Located in a chocolate-colored building on the corner of S. Fifth and Cherry Street, Flat Branch Home Loans blends inconspicuously into its surroundings. Anyone driving by would think they spotted just another local business in a restored older storefront. What they are actually seeing is the tip of a multi-state iceberg.
Flat Branch Home Loans is becoming a giant in the Midwest mortgage industry. With headquarters in Columbia, the company now has more than 40 branch offices located throughout Missouri and several more in Oklahoma, Arkansas and Illinois. Those offices employ 350 people, who will write up more than $1 billion in home loans this year. In addition to the new loans, the company’s service division collects payments on $2 billion of loans it previously has arranged.
Jim Yankee, founder and president of Flat Branch Home Loans, isn’t bothered by his company’s low profile. “We like to fly under the radar,” he says. “People think of us as a local company — which is great, because we are — but they don’t recognize the extent of our business.”
Flat Branch Home Loans has been growing steadily from its start 14 years ago. Keeping an even pace, Yankee has been able to maintain a 10 to 15 percent growth rate each year. And he intends to keep on growing. “Our goal is to expand within the next 10 years to the eight states surrounding Missouri,” he says.
Yankee has lived most of his life in Columbia, where he took evening classes at Columbia College for his undergraduate degree, continuing his education at William Woods University to earn an MBA. A newspaper ad led him into the mortgage business, where he started as an assistant at Wells Fargo before becoming a loan officer. From there, at the age of 25, Yankee struck out on his own and started Flat Branch Home Loans. “Being 25 was the perfect time to do it,” he says. “I had nothing to lose. I was broke already. It’s harder when you’re older and have responsibilities and kids.”
Now that Flat Branch is an established company, Yankee is no longer broke, and he has more responsibilities than most other 38-year-olds could handle. In addition to the daily stresses and strains of running Flat Branch, he is a father of two, and makes time to mentor a child in the Big Brothers/Big Sisters of Central Missouri. At this stage of his life, Yankee has developed the confidence and maturity needed for a successful life and business.
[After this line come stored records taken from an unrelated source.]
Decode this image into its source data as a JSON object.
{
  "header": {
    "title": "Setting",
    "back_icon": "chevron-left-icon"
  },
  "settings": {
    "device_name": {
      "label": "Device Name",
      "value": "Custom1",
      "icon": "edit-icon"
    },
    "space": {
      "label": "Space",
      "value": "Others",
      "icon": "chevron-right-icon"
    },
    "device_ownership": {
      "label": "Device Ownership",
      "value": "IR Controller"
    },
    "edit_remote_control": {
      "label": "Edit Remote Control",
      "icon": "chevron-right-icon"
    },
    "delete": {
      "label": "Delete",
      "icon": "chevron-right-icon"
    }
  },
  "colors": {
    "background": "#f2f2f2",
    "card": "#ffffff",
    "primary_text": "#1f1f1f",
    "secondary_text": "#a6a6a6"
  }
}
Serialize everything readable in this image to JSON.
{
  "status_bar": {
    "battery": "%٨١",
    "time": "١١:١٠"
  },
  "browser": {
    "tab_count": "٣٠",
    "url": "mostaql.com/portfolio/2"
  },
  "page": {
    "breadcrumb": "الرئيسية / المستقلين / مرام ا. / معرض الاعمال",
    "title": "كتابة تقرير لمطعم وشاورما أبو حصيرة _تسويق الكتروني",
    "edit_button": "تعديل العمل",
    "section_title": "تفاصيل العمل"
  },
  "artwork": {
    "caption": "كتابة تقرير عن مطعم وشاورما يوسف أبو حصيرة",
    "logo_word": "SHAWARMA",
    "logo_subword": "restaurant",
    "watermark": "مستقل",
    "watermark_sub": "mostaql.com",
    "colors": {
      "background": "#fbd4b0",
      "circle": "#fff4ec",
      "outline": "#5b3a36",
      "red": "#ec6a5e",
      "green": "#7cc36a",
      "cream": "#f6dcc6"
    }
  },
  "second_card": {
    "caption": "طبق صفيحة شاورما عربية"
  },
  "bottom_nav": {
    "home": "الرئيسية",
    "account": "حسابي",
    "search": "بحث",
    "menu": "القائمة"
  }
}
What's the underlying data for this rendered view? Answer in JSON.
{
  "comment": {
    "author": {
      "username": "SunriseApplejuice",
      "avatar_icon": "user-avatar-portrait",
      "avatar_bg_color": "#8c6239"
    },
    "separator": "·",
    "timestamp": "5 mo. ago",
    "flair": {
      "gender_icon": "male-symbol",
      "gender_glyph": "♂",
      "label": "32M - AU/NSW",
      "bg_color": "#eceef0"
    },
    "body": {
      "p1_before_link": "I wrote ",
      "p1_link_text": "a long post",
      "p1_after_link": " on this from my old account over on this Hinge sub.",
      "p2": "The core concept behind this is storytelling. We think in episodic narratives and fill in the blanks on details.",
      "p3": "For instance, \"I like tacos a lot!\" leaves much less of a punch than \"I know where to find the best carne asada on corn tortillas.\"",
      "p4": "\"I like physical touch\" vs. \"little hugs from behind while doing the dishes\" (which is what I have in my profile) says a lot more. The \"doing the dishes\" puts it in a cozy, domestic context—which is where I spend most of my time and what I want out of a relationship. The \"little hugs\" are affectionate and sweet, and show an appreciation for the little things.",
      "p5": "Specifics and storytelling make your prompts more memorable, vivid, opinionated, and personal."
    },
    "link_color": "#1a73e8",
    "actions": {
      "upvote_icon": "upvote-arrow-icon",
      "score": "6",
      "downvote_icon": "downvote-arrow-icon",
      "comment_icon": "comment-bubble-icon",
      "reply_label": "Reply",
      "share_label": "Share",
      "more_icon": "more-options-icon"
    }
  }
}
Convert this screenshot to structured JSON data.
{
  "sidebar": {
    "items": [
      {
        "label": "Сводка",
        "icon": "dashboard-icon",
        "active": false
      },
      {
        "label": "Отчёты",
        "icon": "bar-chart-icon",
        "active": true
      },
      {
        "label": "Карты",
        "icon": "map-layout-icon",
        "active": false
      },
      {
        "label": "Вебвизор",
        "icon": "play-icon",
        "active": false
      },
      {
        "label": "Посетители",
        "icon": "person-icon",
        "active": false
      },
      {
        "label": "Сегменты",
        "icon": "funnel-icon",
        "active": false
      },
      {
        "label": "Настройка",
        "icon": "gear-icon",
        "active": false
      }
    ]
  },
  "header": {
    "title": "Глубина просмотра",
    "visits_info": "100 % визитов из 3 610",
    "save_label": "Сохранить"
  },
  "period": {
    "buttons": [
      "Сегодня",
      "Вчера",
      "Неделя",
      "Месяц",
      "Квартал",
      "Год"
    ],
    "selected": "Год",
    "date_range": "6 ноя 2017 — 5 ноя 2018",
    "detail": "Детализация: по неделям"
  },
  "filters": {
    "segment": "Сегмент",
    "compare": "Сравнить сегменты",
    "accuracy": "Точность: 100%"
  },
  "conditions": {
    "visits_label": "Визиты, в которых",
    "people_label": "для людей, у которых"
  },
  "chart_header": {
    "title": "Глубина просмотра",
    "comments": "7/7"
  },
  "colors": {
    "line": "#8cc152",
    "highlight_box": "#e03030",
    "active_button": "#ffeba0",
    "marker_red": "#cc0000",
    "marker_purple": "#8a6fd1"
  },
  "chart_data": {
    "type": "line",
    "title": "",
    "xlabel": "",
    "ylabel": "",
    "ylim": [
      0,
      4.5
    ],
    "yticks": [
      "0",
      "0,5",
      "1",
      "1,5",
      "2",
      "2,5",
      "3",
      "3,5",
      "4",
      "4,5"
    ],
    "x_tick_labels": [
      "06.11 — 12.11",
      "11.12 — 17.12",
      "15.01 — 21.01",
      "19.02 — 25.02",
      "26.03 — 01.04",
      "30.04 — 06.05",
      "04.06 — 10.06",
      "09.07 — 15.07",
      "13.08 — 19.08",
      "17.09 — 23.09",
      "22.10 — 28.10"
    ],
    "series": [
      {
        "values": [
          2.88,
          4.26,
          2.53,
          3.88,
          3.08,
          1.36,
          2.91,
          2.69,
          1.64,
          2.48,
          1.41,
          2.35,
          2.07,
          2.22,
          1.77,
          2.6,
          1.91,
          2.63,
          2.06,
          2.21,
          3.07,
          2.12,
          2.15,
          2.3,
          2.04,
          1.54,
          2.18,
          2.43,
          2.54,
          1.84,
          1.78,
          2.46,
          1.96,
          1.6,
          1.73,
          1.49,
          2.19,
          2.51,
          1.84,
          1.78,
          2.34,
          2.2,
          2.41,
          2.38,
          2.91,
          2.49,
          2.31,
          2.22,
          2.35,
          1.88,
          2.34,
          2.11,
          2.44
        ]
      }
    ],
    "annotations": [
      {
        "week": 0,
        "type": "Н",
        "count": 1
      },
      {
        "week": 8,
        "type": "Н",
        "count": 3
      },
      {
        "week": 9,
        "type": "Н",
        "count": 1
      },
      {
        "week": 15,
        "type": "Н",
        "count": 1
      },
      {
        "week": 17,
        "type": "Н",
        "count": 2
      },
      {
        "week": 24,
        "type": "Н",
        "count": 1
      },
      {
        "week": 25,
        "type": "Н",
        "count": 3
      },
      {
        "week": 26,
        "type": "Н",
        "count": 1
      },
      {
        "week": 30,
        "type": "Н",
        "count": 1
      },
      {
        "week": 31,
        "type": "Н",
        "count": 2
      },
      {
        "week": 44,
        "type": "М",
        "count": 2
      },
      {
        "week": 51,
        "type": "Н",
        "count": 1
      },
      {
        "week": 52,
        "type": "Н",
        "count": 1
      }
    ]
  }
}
He knows what he excels at and accepts his limitations. “I’m a terrible manager,” he says. “But I’m a better builder. I’ve got a great management team that I rely on.”
Yankee has a fast-paced yet friendly speaking style. Although he has a streak of modesty to his personality, mostly, he projects self-assurance. Home mortgages may be all about money, but Yankee himself has built his business around relationships. Instead of relying on advertising for new customers, he has created partnerships with builders and real estate companies. In Columbia, Flat Branch has loan officers in the offices of House of Brokers, Re/Max, Century 21 and Weichert.
When prospective customers meet a Flat Branch loan officer, the experience Yankee aims for is more personal than the online chat offered by Internet loan companies. “I want to have a warm, inviting atmosphere where the process is clearly communicated and we deliver and close on time, and where everything we say we’re going to do happens,” he says.
Unlike most other mortgage companies, the relationship between Flat Branch and its customers continues for up to 30 years. According to Yankee, Flat Branch is probably the only mortgage company in Missouri that has an in-house servicing department that handles every aspect of loan servicing. “All our servicing people sit in Chesterfield. They’re a part of our culture, part of our family,” he says.
Establishing a corporate culture that extends to 40-plus branch offices is a challenge. Once a year, he brings employees from all the branch offices to Columbia for a rally. Offices also hold appreciation days. His guiding principle behind the Flat Branch culture is simple: “Our employees spend most of their life here, so we want to make sure it’s a place they want to be, where they feel loved, appreciated and part of a family,” he says.
Recently, Yankee added another feature to the corporate culture. In January, the company started a foundation called the Giving Branch. Employees were offered a chance to contribute one percent of their salary, which is matched by the company. To date, 92 percent of employees are participating. “The money will go to regional teams that will give the money back to the community,” Yankee says.
If the foundation seems similar to the one that Veterans United is known for, that’s no accident. Yankee is friends with Brock and Brant Bukowsky and he acknowledges their leadership in the home loan industry. And like the Bukowskys, Yankee has found a path to success in the mortgage business. “We focus on the service, local relationships and being part of the community,” he says.